>>>

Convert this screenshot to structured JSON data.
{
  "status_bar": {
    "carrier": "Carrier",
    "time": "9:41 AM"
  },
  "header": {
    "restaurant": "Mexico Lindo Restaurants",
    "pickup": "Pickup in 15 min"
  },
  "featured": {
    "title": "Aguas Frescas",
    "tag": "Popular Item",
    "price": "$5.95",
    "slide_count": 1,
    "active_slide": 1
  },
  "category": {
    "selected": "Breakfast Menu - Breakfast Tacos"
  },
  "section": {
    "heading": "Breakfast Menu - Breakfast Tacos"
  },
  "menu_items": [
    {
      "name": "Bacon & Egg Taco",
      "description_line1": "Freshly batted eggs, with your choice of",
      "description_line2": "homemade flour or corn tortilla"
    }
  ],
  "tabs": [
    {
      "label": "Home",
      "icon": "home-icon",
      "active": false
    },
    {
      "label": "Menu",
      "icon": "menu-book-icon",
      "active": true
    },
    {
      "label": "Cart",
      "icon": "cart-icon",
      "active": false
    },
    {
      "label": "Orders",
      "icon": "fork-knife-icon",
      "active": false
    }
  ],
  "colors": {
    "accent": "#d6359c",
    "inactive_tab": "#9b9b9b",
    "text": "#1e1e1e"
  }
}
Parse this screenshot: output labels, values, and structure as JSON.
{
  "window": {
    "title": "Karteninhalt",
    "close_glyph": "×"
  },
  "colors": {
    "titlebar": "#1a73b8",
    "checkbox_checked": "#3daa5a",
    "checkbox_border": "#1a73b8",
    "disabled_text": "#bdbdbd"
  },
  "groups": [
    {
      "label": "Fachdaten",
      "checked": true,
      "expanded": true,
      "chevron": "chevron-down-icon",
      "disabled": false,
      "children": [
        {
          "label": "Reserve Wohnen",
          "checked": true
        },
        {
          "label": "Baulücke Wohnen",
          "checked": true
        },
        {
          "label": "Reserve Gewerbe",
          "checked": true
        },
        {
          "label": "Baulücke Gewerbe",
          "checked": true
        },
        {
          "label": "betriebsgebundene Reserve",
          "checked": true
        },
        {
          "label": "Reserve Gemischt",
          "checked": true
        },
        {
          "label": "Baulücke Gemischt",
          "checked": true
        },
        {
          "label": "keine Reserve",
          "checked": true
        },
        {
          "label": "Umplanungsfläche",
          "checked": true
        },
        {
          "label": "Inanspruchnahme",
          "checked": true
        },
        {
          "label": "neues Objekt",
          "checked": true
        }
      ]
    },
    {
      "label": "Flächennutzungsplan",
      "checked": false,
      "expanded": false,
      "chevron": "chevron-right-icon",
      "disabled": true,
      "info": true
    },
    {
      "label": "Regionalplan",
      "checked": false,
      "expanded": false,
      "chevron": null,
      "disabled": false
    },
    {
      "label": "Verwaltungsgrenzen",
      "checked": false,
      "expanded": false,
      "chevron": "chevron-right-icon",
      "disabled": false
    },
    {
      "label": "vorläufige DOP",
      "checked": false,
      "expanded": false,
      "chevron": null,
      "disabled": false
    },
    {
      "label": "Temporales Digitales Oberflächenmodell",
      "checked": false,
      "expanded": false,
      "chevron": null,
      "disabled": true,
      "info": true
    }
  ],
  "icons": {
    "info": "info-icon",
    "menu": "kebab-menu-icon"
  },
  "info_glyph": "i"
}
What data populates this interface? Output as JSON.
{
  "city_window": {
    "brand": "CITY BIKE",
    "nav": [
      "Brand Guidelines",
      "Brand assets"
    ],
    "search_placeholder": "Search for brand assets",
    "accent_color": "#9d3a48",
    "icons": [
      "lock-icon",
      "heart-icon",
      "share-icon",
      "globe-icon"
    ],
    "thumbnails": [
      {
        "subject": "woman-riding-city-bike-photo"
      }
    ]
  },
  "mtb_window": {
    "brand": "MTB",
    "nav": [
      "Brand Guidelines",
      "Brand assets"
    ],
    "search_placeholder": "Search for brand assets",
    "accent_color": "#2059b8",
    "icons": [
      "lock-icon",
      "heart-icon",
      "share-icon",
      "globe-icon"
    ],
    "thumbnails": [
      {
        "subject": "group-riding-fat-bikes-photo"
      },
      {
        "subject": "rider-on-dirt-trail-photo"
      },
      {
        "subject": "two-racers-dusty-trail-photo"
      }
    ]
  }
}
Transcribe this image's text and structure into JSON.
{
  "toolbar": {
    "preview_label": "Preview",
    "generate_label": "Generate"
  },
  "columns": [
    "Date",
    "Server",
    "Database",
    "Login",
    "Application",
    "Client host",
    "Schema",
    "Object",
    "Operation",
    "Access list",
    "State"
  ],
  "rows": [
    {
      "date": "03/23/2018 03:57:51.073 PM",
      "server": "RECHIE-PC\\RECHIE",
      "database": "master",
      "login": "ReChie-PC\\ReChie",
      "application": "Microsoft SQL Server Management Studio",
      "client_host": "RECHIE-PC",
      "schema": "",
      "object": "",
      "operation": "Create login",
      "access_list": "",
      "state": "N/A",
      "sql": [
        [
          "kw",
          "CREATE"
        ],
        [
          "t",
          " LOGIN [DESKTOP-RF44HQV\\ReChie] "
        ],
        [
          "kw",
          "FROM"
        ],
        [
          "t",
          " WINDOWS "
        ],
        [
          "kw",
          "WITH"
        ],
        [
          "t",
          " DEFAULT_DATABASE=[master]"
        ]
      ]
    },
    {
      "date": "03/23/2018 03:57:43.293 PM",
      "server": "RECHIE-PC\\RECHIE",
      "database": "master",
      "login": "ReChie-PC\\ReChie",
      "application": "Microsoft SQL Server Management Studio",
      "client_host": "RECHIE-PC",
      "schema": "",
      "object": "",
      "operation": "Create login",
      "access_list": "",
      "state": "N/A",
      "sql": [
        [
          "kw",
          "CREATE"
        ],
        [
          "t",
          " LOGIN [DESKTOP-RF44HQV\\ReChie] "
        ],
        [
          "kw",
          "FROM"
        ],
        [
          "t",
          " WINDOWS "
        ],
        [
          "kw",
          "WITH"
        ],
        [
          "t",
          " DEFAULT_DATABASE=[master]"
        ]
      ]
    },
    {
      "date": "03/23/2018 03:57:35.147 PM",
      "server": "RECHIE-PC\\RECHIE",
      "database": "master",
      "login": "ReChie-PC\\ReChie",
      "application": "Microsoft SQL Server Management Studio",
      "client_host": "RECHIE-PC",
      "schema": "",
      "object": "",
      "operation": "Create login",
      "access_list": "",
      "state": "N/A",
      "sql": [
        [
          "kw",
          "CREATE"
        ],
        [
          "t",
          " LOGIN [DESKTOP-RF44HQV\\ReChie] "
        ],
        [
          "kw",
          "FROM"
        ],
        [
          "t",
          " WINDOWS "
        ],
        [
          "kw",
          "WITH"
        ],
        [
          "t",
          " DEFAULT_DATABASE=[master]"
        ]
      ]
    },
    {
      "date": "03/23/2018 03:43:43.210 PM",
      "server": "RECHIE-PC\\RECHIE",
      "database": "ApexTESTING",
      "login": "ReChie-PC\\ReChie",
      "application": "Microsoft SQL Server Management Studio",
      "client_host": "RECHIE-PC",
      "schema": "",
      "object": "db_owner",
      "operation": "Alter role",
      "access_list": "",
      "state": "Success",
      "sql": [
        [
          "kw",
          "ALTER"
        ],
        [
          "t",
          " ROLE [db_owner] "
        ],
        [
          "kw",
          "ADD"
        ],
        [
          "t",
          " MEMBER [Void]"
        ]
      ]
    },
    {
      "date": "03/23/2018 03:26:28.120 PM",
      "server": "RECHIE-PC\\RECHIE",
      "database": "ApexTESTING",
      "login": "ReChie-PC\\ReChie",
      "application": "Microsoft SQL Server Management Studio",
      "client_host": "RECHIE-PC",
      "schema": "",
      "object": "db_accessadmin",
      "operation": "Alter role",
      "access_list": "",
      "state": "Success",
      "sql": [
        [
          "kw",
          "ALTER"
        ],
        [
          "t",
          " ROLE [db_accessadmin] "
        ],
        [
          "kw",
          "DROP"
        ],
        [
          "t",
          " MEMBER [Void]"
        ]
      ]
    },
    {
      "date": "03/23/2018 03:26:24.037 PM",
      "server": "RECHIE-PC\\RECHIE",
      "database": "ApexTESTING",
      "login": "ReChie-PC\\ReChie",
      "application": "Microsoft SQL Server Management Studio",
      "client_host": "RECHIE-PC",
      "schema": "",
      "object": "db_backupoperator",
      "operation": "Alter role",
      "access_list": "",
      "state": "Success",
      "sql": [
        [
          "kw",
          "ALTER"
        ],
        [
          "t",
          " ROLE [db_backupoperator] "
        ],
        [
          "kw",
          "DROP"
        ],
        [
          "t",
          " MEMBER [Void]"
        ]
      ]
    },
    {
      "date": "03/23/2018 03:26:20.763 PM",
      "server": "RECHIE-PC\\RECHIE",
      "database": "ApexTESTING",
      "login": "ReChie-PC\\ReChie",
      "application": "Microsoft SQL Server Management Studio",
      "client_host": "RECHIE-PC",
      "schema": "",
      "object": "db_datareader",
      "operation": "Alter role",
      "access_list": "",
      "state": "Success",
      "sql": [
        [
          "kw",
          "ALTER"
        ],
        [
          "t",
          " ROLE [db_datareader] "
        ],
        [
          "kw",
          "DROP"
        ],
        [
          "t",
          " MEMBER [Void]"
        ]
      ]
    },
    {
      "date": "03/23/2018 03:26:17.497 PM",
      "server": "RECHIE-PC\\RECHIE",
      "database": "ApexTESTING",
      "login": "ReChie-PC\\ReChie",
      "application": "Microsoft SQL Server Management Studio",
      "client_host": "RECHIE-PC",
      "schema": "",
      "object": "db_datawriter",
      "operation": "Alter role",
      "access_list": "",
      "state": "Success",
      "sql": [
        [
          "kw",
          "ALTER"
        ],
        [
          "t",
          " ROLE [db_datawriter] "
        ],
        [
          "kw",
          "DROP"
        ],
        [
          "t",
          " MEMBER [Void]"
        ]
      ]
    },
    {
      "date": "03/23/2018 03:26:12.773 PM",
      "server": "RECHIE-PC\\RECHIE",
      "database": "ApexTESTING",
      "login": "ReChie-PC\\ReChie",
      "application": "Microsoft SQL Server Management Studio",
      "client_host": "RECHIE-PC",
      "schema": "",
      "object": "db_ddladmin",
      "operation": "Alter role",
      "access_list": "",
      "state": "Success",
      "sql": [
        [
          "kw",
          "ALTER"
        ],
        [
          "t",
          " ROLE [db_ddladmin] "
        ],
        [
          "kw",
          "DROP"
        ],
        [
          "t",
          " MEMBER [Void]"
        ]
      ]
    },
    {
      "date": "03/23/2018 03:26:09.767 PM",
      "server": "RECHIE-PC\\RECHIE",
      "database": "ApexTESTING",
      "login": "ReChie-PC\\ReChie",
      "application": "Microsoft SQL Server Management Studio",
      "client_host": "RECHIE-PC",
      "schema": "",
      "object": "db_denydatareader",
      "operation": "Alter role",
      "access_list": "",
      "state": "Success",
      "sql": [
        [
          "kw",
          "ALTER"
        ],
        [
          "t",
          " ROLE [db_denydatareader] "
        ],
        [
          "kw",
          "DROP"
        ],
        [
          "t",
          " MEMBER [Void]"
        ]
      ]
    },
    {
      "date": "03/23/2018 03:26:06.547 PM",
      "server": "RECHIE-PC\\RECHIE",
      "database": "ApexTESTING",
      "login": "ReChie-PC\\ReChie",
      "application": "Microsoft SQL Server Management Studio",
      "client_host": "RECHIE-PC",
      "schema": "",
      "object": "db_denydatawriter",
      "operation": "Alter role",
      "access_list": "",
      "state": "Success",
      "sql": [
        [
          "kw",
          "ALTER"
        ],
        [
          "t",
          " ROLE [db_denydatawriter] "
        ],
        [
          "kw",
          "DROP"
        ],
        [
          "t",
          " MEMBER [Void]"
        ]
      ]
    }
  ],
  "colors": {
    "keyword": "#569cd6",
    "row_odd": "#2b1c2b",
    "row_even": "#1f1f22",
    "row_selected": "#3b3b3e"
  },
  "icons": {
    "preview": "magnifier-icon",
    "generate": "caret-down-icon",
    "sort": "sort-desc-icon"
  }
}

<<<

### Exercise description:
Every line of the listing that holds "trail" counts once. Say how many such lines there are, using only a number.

### Final answer:
2